Bollywood Blogging ain’t what it used to be. But is the scene totally dead or are we seeing a new era of blogging? This strand puts this proposition to three top bloggers – Get Filmy, Beth Loves Bolly and BollyBrit to get a unique perspective on the matter.
Get Filmy aka Shakila is one of my favourite bloggers ever as well as a good friend. We instantly connected over Twitter through a love of cinema and even to this day, Shakila is one of the few people whose taste in film I respect and trust.
The idea for this post came to me after Shakila decided to take a hiatus from blogging and social media. Therefore, I am thrilled following her return to Twitter, that she agreed to take part in this post.
Is the blogging scene for Hindi cinema even relevant these days?
I honestly don’t know. Attention spans are so short these days. Does anyone even read anymore? Does anyone even write? Added to that there is just so much Bollywood content being thrown at us 24/7 I think all of us may be suffering a bit of fatigue from it all. There’s too much information, too many opinions – many times not even genuine ones. It can be exhausting. But I still believe good content stands out. There are still blogs I would seek out and read given that they were still being written.
How have trolls/super-fans/camps affected blogging?
I think they’ve brought down the level of discussion one can have around a film or a star. Even the most innocuous critical review will bring out vicious trolls who miss any finer nuances in your post about say, the plot, and can’t look beyond- did you praise my star or diss my star? I hate it as much when a favorable review is endlessly RT’d by the fan camps as when the opposite happens. What we want are platforms for interesting discussions that allow you to think more deeply about film, art, creativity, etc.
Does the film industry recognise/utilise the presence of blogging effectively?
I think they’re definitely using social media effectively – maybe a little too effectively. It’s annoying when everything becomes a marketing strategy. Specifically, blogging may not be the most marketable medium – again, because attention spans are so short. A tweet, a picture or a spoof video probably does more for a film. But beyond that, as Zoya Akhtar said in a recent interview, the entire conversation, analysis, writing around films needs to be much more elevated around Hindi cinema. There’s a lot of content, but 90% of it is dumbed down, PR fodder or heavily biased. We need better media writers as much as we need better scriptwriters.
Which blogs do you read regularly and why? Recommendations? (LOL)
When I was blogging regularly I always made it a point to read my online friends’ blogs, like yours for instance or BethLovesBolly or Salandthebadpun. Outside of my friends, I always make it a point to read Baradwaj Rangan’s blog (though he is obviously a professional journalist so I’m not sure that counts). I look forward to his blog almost as much as I do to watching a particular film. He is a case in point that though everyone has an opinion these days, not everyone has an INTERESTING one – but he stands out. Another well-curated blog I enjoy is BollyBrit. And MoiFightClub is like the bible for me as far as the indie scene.

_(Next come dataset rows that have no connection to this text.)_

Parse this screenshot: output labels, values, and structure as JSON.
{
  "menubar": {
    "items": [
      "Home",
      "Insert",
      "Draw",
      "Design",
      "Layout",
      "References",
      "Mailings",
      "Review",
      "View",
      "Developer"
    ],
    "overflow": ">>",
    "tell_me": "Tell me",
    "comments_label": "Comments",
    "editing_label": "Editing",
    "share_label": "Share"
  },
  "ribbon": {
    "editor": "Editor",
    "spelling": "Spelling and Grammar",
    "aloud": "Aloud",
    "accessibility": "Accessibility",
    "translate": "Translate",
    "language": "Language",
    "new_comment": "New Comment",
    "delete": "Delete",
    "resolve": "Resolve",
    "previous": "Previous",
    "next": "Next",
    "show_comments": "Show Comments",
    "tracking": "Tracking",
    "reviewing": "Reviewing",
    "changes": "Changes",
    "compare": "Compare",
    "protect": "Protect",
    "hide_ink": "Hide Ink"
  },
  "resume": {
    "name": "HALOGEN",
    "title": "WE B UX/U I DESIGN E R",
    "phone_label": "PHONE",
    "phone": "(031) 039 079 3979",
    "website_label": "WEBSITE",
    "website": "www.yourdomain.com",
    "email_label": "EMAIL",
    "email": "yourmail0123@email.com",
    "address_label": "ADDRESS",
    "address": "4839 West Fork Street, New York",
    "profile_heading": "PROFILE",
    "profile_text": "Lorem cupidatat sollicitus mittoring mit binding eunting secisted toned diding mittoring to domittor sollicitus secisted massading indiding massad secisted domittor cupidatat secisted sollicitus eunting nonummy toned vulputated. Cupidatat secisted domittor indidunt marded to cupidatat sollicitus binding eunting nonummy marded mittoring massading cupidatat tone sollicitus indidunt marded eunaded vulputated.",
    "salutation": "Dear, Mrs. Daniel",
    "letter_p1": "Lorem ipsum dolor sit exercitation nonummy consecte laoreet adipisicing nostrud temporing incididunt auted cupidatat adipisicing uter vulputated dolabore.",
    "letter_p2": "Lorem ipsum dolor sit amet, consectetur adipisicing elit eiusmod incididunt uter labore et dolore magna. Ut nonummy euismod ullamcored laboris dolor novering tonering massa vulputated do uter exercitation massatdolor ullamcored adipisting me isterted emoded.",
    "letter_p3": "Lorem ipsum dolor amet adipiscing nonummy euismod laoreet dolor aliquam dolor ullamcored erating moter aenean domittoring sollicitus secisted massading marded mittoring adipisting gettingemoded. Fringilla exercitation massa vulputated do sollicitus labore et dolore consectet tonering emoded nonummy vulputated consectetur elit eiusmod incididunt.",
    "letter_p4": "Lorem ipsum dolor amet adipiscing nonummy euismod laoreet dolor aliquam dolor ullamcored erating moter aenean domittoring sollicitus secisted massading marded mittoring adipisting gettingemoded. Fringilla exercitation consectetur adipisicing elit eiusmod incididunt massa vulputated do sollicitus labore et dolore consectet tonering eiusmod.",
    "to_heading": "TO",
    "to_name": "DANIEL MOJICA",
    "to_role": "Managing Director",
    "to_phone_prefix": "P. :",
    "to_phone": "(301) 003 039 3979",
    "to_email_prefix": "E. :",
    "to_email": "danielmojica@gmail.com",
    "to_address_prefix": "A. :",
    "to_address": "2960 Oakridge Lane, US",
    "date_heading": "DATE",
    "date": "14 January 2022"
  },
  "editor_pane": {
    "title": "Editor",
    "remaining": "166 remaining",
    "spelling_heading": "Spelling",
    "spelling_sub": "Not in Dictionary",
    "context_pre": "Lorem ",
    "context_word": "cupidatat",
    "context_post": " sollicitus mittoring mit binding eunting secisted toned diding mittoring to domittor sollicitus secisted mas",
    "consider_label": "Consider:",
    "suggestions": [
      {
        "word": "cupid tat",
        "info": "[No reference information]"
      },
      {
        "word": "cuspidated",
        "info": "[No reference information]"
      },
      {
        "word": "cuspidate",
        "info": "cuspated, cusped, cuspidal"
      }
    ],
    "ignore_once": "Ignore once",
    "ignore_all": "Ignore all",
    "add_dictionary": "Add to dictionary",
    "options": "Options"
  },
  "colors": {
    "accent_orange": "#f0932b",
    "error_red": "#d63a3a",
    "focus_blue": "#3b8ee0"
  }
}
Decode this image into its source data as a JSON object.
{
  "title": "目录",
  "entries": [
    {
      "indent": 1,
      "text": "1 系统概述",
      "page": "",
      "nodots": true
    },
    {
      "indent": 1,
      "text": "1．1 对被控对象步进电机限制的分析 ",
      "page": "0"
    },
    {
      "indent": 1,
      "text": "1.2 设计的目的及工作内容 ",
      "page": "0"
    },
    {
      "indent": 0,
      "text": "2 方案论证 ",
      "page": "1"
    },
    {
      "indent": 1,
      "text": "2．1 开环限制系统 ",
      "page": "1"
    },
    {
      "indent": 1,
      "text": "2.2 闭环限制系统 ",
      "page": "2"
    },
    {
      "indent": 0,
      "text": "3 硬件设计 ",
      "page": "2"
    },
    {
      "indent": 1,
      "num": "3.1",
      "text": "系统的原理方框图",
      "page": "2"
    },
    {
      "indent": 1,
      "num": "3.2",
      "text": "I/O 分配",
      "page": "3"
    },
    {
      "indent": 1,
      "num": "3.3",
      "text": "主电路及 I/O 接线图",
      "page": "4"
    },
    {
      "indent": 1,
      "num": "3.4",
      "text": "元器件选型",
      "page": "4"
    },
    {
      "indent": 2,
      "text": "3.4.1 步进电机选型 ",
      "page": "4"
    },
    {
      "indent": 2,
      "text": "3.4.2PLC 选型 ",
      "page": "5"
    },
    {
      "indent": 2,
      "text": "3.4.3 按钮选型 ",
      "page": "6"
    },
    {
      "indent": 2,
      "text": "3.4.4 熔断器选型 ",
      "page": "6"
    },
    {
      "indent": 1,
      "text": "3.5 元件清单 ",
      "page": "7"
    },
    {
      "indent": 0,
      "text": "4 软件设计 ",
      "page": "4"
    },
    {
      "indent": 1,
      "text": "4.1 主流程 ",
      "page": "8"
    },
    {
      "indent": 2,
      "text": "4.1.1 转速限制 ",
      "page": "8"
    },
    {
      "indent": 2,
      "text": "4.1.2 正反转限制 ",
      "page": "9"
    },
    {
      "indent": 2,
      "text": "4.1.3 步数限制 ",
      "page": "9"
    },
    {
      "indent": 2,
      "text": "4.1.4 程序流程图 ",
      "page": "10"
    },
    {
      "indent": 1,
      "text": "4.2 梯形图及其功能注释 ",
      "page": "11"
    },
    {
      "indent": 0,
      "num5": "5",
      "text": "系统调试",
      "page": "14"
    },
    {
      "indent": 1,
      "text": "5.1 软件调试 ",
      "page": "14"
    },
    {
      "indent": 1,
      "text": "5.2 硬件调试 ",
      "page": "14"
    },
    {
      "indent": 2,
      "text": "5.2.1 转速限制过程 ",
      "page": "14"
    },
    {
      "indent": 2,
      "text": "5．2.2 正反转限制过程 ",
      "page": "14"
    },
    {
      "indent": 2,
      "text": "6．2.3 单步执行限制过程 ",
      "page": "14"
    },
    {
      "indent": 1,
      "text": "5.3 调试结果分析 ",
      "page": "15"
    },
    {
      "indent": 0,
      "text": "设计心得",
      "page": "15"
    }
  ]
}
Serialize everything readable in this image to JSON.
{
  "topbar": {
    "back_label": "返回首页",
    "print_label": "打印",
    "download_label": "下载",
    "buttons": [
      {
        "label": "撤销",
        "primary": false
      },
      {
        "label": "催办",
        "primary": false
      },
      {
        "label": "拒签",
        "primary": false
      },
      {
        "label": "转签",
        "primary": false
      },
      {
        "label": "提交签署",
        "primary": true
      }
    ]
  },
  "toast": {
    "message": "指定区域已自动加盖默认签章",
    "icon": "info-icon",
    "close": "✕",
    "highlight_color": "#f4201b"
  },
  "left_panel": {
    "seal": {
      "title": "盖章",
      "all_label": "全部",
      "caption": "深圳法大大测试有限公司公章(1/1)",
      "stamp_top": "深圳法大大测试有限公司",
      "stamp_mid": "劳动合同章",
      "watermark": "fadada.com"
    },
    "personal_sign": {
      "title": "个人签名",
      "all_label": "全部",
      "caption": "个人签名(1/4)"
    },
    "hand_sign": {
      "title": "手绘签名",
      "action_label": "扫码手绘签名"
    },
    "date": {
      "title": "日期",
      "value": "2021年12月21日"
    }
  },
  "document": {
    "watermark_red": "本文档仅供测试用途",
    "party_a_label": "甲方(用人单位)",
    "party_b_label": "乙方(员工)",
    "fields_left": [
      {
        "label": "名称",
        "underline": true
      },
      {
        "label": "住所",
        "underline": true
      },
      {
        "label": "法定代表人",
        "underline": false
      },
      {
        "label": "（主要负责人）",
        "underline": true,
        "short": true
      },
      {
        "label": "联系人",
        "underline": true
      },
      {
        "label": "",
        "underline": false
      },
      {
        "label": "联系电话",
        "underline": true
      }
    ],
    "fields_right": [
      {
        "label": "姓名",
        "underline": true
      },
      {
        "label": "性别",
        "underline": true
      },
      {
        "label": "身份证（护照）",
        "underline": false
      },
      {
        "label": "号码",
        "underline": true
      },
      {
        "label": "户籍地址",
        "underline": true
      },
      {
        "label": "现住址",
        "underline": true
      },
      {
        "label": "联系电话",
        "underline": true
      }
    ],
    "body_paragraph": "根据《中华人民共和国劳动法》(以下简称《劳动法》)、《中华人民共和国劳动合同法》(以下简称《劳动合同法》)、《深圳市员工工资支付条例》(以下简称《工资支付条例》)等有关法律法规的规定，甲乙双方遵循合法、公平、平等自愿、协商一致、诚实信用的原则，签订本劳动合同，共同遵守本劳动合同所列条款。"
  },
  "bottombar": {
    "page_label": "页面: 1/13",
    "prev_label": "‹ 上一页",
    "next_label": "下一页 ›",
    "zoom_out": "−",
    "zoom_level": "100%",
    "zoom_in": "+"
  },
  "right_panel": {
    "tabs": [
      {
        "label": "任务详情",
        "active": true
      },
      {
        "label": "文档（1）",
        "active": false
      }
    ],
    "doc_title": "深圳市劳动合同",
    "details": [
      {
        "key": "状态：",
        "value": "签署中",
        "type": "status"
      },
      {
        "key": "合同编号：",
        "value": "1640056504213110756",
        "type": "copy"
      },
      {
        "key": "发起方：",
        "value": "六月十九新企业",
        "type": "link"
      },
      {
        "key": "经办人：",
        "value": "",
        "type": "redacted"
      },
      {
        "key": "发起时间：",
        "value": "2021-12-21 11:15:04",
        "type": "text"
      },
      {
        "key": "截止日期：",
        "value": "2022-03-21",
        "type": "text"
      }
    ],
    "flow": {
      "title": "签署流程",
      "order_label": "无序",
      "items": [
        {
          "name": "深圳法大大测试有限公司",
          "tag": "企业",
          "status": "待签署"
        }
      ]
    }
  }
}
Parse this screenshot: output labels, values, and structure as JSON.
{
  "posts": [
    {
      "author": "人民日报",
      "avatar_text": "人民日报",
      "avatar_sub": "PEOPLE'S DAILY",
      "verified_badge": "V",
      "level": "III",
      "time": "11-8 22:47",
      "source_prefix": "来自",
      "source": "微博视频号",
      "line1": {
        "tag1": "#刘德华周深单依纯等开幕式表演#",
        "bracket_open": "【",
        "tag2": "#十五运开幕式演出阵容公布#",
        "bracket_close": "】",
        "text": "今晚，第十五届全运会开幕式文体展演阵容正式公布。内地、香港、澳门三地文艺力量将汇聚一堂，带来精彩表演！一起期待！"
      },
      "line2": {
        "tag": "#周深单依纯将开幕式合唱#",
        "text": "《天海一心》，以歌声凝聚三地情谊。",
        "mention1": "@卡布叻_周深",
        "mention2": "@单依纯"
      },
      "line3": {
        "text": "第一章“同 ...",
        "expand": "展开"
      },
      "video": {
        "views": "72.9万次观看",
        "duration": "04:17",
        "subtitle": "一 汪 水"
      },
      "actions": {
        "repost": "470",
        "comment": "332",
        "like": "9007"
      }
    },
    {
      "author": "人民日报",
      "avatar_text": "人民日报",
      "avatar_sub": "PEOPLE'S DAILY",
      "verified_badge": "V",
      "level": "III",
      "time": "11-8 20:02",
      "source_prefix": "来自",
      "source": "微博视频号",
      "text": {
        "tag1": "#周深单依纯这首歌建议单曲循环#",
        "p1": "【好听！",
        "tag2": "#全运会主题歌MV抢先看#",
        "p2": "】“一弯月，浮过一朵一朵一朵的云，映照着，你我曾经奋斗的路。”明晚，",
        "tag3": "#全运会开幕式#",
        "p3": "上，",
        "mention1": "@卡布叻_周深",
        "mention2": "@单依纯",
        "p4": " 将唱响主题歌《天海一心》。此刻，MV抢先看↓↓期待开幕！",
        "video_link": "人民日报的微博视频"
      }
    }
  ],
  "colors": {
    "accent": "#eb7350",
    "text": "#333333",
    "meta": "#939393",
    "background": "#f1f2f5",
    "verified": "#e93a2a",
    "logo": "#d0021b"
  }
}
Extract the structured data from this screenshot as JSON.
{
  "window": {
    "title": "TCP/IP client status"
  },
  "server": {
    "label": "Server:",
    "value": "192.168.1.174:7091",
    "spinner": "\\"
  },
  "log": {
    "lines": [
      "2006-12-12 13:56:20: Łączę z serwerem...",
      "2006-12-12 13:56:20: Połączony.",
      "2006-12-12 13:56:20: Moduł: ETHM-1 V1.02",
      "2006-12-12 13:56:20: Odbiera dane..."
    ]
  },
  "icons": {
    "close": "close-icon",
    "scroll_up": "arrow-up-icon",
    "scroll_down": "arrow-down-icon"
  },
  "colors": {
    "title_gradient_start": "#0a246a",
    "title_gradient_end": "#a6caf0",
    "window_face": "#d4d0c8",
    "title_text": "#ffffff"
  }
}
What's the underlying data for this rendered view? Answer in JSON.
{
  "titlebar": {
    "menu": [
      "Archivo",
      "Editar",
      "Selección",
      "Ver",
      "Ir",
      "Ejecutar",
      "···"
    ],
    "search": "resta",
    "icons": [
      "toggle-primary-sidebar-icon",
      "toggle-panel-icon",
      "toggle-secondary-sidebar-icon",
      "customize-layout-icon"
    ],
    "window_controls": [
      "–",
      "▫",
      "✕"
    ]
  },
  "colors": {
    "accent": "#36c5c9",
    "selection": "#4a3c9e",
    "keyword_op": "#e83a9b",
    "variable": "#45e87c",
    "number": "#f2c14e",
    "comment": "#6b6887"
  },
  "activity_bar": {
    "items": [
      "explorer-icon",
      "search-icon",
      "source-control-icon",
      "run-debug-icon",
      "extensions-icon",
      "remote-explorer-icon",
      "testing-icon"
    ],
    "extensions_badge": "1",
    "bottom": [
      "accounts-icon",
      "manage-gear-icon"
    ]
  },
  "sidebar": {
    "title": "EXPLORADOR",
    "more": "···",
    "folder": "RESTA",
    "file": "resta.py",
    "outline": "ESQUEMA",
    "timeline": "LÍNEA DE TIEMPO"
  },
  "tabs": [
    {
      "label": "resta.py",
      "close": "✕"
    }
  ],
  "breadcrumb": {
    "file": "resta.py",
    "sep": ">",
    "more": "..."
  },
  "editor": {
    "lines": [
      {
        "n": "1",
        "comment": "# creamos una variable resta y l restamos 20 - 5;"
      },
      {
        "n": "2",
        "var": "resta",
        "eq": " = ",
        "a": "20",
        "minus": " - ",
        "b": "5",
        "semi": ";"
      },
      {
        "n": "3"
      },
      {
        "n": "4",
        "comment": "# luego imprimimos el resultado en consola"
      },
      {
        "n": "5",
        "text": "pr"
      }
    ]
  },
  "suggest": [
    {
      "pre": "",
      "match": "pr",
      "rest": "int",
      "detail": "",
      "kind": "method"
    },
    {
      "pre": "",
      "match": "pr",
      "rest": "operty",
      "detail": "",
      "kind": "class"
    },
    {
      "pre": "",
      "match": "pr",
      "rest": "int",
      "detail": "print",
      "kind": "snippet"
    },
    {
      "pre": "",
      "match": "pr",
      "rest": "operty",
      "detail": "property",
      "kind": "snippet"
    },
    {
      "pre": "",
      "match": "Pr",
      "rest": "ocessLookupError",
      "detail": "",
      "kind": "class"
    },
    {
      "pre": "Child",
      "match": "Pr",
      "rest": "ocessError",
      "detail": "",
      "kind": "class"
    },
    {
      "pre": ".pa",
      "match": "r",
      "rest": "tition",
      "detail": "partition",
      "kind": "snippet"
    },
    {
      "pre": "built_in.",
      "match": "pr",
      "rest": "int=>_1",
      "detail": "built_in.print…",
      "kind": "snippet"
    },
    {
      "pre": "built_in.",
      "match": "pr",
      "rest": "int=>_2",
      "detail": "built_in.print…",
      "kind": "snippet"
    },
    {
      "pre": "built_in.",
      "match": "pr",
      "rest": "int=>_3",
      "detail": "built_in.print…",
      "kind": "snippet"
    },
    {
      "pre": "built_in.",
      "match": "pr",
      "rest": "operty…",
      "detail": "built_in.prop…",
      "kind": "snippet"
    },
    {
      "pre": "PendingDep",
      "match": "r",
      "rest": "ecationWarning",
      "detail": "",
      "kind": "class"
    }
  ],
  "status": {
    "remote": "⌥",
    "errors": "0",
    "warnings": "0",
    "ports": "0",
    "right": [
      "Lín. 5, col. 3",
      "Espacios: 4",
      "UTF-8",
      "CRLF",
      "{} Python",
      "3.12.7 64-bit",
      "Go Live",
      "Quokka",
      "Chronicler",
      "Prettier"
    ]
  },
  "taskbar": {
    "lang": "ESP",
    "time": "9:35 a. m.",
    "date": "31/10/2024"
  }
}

What do you miss about blogging for Hindi cinema?
Thinking beyond 140 characters, pictures, memes, gifs or even Youtube reviews. I enjoy in-depth analysis and good writing and you can’t get that on any other platform. And the interaction you get with readers as they respond to your writing and weigh in with their own opinions, encouraging a deeper discussion…
I mean, there’s having an opinion, which is what Twitter is for. And then there’s being madly passionate about something which to me, is what blogging is for. It’s for the obsessives, not just the bystanders.
What do you think the future of blogging holds?
It’ll keep evolving I guess. I think the goal is to not be repetitive, which is challenging because as I said there is so much content already. Bloggers probably have to work harder to distinguish themselves from the crowd. I don’t think we should quit though, we should we should find ways to be more creative.
Don’t miss Part Two tomorrow featuring a Q&A and Career Clinic with @GetFilmy!
You can follow Shakila at @GetFilmy on Twitter.